◆ **Exercise**
Search the records for the word "Inactivity". Copy every line where it appears.

◆ **Extracted entries**
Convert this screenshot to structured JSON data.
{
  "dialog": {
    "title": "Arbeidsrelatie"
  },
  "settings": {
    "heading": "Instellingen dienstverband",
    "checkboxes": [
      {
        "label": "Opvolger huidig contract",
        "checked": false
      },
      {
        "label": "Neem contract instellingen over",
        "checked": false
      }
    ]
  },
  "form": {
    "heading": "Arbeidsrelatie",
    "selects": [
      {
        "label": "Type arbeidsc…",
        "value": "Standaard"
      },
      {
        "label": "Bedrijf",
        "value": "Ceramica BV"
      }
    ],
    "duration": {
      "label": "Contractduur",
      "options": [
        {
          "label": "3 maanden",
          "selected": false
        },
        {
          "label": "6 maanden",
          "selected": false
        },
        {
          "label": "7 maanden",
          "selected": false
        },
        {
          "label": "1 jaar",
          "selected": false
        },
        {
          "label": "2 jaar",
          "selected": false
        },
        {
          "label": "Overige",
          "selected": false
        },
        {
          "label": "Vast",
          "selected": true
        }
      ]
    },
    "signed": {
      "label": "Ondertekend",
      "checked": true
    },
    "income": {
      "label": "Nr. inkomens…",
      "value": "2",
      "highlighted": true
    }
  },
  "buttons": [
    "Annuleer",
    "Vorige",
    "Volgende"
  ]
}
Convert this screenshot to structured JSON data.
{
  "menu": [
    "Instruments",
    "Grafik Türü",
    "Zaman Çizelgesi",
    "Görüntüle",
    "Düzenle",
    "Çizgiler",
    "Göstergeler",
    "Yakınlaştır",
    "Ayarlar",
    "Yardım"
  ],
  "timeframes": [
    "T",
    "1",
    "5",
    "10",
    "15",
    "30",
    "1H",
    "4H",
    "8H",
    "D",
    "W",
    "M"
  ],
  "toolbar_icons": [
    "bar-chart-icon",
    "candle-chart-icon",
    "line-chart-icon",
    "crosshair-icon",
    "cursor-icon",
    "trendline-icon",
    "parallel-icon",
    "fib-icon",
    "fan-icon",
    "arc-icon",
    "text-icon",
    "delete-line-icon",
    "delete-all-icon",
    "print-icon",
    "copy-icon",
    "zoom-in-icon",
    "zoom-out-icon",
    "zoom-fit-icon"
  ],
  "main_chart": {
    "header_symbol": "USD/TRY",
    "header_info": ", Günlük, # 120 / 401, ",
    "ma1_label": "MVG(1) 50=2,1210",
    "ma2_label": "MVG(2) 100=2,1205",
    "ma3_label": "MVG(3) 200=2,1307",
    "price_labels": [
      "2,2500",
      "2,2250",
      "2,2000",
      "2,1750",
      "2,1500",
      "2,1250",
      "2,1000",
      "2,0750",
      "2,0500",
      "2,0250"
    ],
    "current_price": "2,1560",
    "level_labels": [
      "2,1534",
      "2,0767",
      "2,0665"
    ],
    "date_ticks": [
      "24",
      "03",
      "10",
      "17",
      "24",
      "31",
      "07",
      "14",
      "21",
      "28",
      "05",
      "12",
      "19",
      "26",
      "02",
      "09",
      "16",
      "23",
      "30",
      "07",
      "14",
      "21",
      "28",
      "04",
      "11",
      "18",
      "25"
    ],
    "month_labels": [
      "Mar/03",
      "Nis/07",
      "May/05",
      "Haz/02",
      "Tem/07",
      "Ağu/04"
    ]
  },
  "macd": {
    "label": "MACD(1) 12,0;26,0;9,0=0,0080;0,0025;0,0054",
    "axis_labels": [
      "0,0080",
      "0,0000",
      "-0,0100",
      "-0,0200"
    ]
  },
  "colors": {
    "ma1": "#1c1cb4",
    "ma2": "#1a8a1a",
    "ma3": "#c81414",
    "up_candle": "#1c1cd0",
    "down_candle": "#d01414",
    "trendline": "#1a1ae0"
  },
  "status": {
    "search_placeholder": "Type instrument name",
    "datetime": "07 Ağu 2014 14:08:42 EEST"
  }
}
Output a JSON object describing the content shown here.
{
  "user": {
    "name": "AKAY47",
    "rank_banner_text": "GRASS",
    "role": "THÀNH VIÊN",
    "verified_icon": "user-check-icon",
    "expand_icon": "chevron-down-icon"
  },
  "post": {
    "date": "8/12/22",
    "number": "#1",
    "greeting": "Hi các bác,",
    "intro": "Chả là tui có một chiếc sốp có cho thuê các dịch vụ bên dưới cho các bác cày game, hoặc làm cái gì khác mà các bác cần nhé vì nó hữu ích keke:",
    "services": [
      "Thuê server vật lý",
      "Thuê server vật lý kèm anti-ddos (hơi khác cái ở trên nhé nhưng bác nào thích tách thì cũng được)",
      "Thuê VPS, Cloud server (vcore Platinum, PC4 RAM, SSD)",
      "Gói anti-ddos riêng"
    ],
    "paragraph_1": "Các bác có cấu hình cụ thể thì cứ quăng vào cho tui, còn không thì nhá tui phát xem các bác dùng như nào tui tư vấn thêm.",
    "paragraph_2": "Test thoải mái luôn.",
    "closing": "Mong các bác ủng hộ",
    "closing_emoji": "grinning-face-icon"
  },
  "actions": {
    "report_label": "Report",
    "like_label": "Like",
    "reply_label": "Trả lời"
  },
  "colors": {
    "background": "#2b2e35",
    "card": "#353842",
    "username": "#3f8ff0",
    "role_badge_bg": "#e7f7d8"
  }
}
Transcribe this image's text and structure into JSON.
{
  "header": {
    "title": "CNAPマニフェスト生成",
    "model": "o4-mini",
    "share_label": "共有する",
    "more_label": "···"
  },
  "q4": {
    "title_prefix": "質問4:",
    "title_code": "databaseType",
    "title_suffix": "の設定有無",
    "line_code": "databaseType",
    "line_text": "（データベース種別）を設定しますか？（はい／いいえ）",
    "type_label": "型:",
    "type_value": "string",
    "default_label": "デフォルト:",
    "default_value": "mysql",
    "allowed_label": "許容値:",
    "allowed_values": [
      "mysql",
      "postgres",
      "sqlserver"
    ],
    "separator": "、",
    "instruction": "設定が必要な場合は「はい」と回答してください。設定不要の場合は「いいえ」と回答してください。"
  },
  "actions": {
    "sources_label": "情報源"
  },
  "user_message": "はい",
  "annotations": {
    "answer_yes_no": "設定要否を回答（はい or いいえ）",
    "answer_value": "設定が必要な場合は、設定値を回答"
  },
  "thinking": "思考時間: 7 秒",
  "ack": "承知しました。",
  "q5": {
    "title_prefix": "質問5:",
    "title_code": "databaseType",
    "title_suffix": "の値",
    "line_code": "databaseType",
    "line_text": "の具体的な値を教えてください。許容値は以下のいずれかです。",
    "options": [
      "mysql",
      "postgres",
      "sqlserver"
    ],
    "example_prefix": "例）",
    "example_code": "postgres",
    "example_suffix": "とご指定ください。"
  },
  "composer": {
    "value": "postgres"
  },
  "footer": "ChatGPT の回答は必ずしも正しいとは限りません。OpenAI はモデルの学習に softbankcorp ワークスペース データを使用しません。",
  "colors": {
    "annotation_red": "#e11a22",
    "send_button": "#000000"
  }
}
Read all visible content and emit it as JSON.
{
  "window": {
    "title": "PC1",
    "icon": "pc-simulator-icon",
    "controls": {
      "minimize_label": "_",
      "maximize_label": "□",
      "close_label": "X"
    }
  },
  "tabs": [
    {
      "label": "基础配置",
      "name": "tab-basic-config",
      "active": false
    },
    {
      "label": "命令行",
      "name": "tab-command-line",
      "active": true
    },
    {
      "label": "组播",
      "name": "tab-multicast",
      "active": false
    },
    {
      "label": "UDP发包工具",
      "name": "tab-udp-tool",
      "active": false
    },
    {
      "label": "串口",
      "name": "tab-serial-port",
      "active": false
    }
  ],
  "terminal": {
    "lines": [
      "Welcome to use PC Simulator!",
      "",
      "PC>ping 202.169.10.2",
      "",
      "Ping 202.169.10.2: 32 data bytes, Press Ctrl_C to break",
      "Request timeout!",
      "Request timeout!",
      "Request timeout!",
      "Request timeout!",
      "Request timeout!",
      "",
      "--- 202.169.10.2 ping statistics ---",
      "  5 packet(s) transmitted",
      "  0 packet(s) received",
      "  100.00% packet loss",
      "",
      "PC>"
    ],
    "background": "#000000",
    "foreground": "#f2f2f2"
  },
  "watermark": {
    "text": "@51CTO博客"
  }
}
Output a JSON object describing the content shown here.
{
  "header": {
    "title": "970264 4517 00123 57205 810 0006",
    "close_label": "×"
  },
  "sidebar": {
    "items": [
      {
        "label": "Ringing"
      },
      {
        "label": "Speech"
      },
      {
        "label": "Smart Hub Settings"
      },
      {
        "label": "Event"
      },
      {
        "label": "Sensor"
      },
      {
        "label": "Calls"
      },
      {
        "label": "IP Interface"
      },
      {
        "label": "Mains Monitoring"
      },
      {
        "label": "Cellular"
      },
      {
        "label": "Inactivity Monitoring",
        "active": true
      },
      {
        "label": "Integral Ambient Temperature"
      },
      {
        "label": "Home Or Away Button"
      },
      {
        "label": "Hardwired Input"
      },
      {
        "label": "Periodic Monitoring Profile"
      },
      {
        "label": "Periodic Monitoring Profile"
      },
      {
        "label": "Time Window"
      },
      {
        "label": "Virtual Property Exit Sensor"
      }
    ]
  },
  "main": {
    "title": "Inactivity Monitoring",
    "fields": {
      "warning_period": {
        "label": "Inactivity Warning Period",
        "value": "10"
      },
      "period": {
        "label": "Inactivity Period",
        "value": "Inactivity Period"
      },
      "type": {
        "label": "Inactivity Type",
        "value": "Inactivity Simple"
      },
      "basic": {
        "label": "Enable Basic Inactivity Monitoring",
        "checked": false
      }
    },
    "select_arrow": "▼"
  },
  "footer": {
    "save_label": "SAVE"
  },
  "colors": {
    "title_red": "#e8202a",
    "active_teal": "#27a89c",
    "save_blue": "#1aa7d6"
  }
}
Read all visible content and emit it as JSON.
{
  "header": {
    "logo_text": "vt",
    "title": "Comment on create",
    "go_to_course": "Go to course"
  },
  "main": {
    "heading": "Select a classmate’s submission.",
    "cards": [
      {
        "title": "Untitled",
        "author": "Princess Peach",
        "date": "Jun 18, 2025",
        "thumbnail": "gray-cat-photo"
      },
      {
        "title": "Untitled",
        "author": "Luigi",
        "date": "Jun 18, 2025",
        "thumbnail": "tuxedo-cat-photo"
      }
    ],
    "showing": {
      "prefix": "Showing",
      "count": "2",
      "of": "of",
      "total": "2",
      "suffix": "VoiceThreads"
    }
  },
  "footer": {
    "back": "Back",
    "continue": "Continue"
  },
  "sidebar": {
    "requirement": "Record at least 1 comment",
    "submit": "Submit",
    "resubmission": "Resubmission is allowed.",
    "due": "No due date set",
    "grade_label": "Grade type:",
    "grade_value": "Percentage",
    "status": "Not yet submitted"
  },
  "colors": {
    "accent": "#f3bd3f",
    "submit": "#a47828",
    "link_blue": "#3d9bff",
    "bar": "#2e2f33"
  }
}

◆ **Solution**
        "label": "Inactivity Monitoring",
    "title": "Inactivity Monitoring",
        "label": "Inactivity Warning Period",
        "label": "Inactivity Period",
        "value": "Inactivity Period"
        "label": "Inactivity Type",
        "value": "Inactivity Simple"
        "label": "Enable Basic Inactivity Monitoring",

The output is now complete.